Feasibility of a psychoeducational group intervention to improve parental reflective functioning and bonding in pregnancy: a randomised trial

Cox, H., James, A., Day, C. and Reissland, N. (2020) Feasibility of a psychoeducational group intervention to improve parental reflective functioning and bonding in pregnancy: a randomised trial. Journal of Reproductive and Infant Psychology. ISSN 0264-6838

[img] Text - Accepted Version
· Restricted to Repository staff only until 4 July 2021.

420kB

It is advisable to refer to the publisher's version if you intend to cite from this work. See Guidance on citing.

To link to this item DOI: 10.1080/02646838.2020.1786036

Abstract/Summary

Objective To develop and evaluate Baby CHAT, a single-session psychoeducational intervention for expectant parents. Baby CHAT aims to improve parental reflective functioning (RF) and bonding. Background The early years of a child’s life, including pregnancy, are vital for healthy physical and emotional development. Caregivers who provide responsive parenting, enhanced through strong bonds and good RF, can aid healthy development.. However, limited interventions exist to enhance RF and bonding in expectant parents. Methods Feasibility of Baby CHAT was assessed using a mixed methods randomised controlled trial design. It evaluated uptake and retention of participants, effect size calculations, and acceptability and satisfaction with Baby CHAT. Results Participants (N = 20) were aged 30–39 years (n = 17) in their third trimester of pregnancy (n = 12). Nine males and 11 females were recruited. Content analysis of qualitative feedback after the intervention resulted in four themes; positive group aspects, group improvements, 4D scan footage and relating content to my baby. Conclusions Baby CHAT can help expectant parents think about their baby as a separate person and has potential to improve prenatal RF and bonding. However, further research is required to assess the effectiveness of Baby CHAT to improve bonding and RF.

Item Type:Article
Refereed:Yes
Divisions:Faculty of Life Sciences > School of Psychology and Clinical Language Sciences > Department of Psychology
ID Code:91660
Publisher:Taylor & Francis

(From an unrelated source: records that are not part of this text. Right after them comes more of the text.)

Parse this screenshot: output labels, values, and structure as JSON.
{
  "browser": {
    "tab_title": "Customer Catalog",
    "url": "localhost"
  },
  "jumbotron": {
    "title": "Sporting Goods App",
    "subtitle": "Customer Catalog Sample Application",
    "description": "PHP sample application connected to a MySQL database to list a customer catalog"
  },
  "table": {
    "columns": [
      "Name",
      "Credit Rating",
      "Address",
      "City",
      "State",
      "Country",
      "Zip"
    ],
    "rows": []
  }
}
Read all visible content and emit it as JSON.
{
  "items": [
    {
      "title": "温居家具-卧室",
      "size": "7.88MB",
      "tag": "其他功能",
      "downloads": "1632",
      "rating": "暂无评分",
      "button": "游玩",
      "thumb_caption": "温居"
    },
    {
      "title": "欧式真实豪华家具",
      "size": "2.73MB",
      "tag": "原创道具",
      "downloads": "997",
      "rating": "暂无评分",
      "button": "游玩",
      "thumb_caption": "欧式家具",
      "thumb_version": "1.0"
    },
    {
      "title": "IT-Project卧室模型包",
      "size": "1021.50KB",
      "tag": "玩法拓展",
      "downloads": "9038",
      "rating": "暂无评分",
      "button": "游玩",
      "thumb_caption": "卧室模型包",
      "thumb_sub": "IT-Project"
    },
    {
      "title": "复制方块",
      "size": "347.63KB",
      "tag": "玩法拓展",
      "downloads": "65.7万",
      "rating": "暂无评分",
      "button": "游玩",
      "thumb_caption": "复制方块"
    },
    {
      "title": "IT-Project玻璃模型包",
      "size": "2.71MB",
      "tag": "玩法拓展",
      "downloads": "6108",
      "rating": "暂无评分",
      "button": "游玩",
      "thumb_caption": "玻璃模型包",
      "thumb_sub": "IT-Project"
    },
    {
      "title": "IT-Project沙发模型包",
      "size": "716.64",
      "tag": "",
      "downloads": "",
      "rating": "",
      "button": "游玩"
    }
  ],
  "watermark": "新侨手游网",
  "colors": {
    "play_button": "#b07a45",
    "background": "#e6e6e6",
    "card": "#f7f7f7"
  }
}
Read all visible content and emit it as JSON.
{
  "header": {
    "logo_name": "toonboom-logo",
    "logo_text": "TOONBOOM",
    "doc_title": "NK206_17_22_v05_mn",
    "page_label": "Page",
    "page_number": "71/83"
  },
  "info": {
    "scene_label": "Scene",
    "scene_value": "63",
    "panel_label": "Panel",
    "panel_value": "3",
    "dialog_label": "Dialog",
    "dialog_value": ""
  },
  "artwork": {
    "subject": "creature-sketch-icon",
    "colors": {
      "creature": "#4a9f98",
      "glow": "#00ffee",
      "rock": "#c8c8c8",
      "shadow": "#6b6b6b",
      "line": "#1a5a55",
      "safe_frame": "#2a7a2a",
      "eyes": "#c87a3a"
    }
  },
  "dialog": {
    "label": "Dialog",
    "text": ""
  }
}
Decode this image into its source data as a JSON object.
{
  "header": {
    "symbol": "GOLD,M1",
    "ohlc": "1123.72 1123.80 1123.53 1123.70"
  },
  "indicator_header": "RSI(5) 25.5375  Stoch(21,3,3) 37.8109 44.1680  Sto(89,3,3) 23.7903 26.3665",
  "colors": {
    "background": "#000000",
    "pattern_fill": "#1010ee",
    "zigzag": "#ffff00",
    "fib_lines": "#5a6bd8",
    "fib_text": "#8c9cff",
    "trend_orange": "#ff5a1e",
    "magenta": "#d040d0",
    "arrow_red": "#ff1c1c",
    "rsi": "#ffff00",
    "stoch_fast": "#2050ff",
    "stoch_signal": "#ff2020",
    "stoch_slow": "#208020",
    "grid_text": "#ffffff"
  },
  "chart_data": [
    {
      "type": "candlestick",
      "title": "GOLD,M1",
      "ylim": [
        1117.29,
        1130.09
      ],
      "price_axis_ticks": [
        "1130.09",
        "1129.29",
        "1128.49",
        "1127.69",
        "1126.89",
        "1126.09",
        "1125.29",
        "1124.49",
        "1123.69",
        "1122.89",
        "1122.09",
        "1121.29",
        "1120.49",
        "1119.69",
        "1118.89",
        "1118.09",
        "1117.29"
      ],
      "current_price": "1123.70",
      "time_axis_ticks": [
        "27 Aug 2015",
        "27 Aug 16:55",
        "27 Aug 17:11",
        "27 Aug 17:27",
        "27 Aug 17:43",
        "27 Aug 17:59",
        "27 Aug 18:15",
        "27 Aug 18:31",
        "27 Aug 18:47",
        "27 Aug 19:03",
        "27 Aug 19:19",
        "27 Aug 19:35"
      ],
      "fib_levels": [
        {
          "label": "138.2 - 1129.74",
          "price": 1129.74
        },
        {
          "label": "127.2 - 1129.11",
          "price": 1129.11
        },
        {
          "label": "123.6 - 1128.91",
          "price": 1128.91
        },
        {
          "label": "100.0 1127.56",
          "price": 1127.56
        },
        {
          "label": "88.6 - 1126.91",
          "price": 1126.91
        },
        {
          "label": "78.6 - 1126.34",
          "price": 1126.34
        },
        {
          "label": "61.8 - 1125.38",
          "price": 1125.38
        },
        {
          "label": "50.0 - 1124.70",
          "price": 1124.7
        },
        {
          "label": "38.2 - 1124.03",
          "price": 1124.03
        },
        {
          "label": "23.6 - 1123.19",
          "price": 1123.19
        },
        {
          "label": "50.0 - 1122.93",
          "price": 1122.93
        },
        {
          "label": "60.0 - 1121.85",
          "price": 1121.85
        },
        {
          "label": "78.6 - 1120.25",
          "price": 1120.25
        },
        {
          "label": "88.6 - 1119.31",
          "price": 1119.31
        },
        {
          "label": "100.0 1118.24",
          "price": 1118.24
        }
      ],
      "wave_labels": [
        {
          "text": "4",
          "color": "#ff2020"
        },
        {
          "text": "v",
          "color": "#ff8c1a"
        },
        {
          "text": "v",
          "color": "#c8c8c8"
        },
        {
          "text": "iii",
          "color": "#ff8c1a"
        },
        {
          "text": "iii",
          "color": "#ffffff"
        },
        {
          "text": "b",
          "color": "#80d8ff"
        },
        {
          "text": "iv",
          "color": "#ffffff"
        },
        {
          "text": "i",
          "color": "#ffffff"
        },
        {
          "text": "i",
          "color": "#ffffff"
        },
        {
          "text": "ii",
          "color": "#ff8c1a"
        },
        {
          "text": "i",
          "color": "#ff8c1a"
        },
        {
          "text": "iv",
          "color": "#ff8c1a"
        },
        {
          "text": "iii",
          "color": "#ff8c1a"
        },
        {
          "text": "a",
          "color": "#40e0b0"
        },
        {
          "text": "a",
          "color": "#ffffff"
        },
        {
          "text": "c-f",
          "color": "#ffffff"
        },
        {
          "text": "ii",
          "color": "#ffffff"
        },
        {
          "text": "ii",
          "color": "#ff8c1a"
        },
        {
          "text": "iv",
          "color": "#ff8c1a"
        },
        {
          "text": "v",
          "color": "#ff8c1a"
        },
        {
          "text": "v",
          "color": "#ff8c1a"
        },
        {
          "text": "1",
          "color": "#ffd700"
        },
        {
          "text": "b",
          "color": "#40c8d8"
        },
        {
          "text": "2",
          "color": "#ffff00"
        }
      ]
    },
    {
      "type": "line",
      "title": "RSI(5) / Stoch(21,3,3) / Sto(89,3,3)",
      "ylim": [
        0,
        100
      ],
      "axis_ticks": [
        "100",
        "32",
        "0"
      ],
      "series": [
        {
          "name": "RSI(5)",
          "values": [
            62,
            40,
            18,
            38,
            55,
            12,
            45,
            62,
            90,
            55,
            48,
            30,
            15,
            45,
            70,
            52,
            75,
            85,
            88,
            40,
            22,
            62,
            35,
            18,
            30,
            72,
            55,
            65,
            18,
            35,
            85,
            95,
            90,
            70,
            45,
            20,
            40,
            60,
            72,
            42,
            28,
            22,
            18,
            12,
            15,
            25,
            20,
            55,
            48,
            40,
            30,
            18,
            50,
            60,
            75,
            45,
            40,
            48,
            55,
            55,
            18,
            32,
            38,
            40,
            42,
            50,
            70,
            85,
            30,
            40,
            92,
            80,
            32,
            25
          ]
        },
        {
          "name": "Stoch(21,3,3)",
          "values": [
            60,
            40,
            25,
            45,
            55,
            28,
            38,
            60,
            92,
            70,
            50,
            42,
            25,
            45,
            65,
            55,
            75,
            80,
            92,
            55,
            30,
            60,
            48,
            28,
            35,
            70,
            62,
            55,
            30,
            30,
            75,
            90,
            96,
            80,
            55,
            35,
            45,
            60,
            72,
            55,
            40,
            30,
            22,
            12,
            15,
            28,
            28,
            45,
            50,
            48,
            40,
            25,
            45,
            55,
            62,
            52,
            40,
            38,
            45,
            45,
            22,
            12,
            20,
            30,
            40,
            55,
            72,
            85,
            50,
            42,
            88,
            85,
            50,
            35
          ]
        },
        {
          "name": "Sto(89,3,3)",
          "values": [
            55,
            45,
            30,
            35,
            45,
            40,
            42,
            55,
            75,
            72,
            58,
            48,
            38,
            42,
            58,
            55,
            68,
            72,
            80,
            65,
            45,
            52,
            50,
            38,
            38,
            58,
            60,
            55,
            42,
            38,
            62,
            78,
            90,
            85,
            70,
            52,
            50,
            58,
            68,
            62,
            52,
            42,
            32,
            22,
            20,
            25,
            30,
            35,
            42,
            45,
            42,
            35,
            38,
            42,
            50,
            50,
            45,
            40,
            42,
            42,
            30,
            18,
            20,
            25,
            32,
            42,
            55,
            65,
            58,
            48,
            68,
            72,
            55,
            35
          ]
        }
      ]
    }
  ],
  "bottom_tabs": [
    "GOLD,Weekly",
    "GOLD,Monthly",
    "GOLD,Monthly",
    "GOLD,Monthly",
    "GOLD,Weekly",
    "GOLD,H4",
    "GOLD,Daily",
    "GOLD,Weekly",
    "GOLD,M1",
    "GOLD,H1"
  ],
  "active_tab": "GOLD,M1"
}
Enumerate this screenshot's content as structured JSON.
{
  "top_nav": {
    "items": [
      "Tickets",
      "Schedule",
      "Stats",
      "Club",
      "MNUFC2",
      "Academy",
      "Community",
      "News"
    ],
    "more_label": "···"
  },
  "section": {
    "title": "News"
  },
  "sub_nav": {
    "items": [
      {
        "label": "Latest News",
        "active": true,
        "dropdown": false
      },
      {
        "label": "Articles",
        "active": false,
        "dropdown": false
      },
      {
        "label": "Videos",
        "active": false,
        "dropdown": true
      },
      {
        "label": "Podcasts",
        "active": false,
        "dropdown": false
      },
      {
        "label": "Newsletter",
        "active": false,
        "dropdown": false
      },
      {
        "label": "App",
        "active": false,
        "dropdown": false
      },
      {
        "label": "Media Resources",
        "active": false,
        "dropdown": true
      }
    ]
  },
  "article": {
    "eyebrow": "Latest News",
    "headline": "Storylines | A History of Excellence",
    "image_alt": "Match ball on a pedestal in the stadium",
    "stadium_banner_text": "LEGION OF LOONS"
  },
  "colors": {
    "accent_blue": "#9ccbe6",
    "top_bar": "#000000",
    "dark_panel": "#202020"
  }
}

University Staff: Request a correction | Centaur Editors: Update this record

Page navigation